The Three Day Notice to Pay Rent or Vacate

The Three Day Notice to Pay Rent or Vacate

Florida Statutes (FS) 83.56(3) provides the procedure for a landlord to demand rent from a tenant who has defaulted on rent payment. The procedure is specific, and if not followed, may provide the tenant a defense to an eviction. In addition to the requirements under FS 83.56(3), Florida courts have applied rules regarding what landlords are required to do to deliver a legally sufficient 3 day notice.

Here are rules regarding preparing and delivering a 3 day Notice to Pay Rent or Vacate.

  1. Foreign Language. If the Tenant speaks only a foreign language to the landlord's knowledge, the landlord should make diligent effort to put the notice in that language. This likely requires the landlord to consult a competent interpreter. See e.g. Estevez v. Olarte, 47 Fla. Supp. 2d 86 (Fla. Dade County Ct. 1991); Florida RB Inc. v. Husted, 1 Fla. L. Weekly Supp. 157 (Fla. Sarasota County Ct. 1992).
  2. Tenant Identification. The notice should be addressed to each tenant on the lease. Failure to name each and every tenant may provide a defense to the unnamed tenants.
  3. Rental Property Address. The notice should describe the complete address (including unit number) and the County of the residence.
  4. Date of the Notice. The landlord should date the notice on the date the notice is delivered.
  5. Rent Amount. The notice must demand the exact amount of back rent owed. The landlord may include “added rent” only if the lease defines it as such. Itemize the rent amount and its category (e.g. "August 2018 base rent", "August 2018 Late Fee") to provide clarification of the rent owed. Note: some courts require itemization of rent and its category.
  6. Demand Elements. The notice must (a) demand that the tenant pay the full rent within 3 days of delivery, (b) specify the "pay or vacate" deadline date, and (c) exclude Saturday, Sunday and legal holidays.
  7. Date Calculation. The "pay or vacate" date must be a demand for the tenant to pay or vacate within 3 days of the date of delivery, excluding Saturday, Sunday, legal holidays and the date of delivery. (Note, if the lease agreement requires more than 3 days, the landlord must follow the lease agreement; and the lease agreement cannot require less than 3 days to pay rent upon demand.) For example, if you deliver 3 day notice on Monday, it expires on Thursday; if you deliver 3 day notice on Wednesday, it expires the following Monday. If the incorrect demand date is sooner than the three days, it is defective. If it is later than the three days, the notice is not defective, but the landlord cannot file an eviction until the demand deadline date has expired.
  8. Name of Landlord or Authorized Agent. Input the landlord’s or authorized agent’s name and address at the bottom of the notice under the signature line.
  9. Copies. Make 3 copies of the notice and put the original in your file.
  10. Delivery. Take a copy of the notice and have it served by (1) personal delivery to the tenant, or (2) posting on the residence door, but only if the tenant is not present after you have attempted to contact the tenant at the residence. CAUTION: If you mail the notice, Florida law adds five (5) days to the notice period under the "Mailbox Rule".
  11. Legal Service. Do not serve anyone except a person 15 or older and resides at the property (see Florida Statutes, section 48.183). Do not serve guests, children or babysitters.
  12. Certificate of Service. When the server completes service, have him complete the “Certificate of Service” portion on the notice describing how the notice was served and to whom it was served. Note: do not serve the notice in more than one manner, because the latest service is the effective service.

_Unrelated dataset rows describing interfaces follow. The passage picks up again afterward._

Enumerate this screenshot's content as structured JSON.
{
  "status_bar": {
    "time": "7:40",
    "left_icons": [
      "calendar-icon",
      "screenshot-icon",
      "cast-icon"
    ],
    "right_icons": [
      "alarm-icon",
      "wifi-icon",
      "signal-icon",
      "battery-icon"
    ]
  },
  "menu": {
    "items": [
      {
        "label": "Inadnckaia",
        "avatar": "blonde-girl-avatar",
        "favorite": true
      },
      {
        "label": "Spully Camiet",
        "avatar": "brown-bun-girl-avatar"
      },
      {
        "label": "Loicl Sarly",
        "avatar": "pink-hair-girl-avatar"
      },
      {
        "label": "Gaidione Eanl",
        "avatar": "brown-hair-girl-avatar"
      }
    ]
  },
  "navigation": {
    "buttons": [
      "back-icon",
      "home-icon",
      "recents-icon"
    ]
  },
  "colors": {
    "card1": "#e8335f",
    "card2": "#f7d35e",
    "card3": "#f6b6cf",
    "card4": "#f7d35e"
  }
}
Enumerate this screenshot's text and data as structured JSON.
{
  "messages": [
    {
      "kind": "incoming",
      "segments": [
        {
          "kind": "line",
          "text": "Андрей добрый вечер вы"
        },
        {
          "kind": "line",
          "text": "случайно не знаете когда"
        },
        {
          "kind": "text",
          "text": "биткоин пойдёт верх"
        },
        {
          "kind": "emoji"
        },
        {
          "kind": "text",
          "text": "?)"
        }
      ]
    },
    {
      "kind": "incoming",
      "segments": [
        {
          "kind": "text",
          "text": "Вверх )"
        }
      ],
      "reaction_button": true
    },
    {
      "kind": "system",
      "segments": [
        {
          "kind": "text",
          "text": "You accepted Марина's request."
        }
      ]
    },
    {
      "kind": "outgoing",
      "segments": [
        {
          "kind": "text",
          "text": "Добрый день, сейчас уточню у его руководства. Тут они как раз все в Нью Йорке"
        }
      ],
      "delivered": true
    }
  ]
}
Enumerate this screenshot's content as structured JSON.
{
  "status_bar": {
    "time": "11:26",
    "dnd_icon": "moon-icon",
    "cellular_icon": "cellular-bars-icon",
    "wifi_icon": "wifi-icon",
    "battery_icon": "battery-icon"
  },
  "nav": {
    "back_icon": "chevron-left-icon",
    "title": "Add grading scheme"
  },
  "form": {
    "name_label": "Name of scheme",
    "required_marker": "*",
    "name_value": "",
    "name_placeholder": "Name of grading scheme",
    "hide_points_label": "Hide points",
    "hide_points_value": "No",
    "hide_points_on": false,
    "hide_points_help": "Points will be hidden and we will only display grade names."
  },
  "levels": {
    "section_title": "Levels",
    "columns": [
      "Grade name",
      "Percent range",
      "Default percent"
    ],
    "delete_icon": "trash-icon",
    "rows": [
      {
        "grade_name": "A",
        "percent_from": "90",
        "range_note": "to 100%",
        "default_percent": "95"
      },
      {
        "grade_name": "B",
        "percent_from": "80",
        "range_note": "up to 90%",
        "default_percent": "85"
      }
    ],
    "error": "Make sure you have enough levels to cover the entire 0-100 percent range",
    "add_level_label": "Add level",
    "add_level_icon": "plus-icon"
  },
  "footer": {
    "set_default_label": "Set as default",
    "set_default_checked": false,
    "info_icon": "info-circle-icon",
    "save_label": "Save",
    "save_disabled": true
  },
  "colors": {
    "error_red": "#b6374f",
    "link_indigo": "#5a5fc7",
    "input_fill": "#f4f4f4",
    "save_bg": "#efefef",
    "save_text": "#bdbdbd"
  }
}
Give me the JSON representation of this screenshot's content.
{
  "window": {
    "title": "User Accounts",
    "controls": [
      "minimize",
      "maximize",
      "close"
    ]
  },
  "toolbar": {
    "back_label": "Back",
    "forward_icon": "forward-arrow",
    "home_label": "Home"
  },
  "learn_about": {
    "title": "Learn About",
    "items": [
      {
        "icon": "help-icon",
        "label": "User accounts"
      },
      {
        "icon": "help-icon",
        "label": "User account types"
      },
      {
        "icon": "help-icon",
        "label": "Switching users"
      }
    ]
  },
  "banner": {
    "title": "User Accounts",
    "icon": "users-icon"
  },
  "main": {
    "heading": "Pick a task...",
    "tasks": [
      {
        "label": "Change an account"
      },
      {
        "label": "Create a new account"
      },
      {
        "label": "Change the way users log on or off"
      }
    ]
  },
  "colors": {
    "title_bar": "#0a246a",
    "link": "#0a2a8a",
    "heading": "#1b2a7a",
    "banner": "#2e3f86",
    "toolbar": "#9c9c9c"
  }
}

What to do if a tenant makes payment, either full or partial.

  1. FULL PAYMENT: as long as the 3 day notice period is pending, the tenant may pay the full amount owed stated in the 3 day notice. The landlord may not reject or interfere with the tenant's payment of the amount stated in the 3 day notice. If he does and proceeds to file an eviction, the tenant may have a defense to the eviction.
  2. PARTIAL PAYMENT. If the tenant attempts to make a partial payment during or after the 3 day notice is delivered, the landlord has three options under Florida Statutes, section 83.56(5)(a):
    • Provide the tenant with a receipt stating the date and amount received and the agreed upon date and balance of rent due before filing an action for possession;
    • Place the amount of partial rent accepted from the tenant in the registry of the court upon filing the action for possession; or
    • Post a new 3-day notice reflecting the new amount due.

After you complete the notice delivery process, contact your attorney to file the eviction. If you are a landlord and need a 3 Day Notice drafted or reviewed for legal sufficient, or if you are a tenant who has received a 3 day notice to pay or vacate and want to know your rights, contact The Virga Law Firm, PA and speak with our landlord-tenant attorney, Tim Baldwin.